[Start of Attachment]

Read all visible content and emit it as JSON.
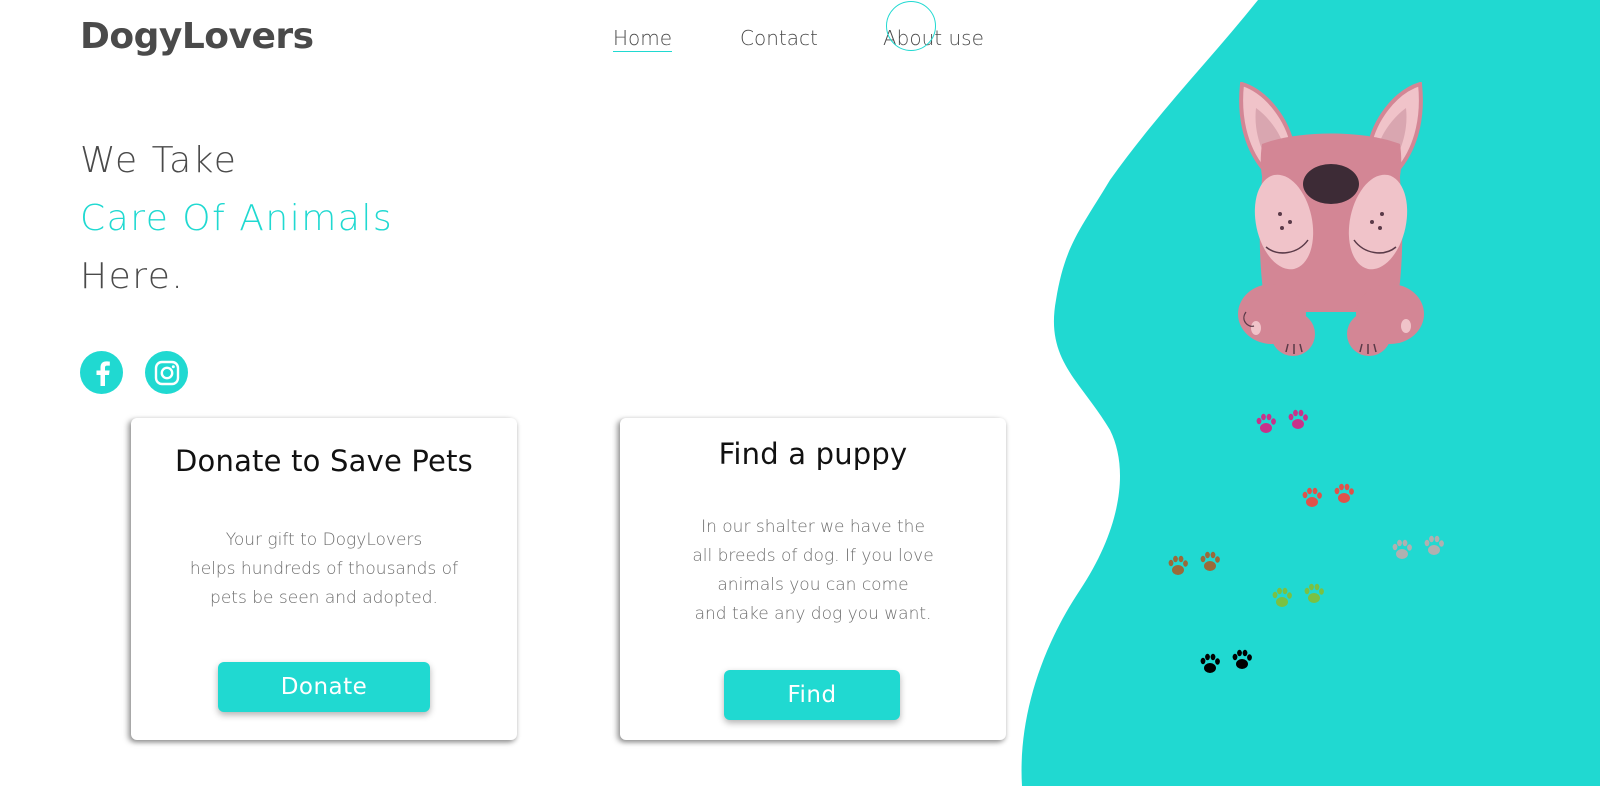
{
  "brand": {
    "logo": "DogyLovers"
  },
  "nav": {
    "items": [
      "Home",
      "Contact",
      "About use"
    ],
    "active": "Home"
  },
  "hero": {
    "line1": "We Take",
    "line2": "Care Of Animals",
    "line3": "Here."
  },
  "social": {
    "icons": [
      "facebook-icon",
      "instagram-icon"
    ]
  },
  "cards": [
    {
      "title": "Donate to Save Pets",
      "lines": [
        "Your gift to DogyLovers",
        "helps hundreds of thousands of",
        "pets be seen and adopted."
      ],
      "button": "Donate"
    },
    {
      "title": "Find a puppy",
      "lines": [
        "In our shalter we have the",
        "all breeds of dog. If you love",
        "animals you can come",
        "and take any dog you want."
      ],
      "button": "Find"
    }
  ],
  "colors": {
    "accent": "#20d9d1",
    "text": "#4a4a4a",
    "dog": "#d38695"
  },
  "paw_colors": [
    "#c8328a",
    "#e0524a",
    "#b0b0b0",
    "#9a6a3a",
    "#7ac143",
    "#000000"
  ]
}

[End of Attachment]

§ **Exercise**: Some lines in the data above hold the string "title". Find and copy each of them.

§ **Exercise answer**:
      "title": "Donate to Save Pets",
      "title": "Find a puppy",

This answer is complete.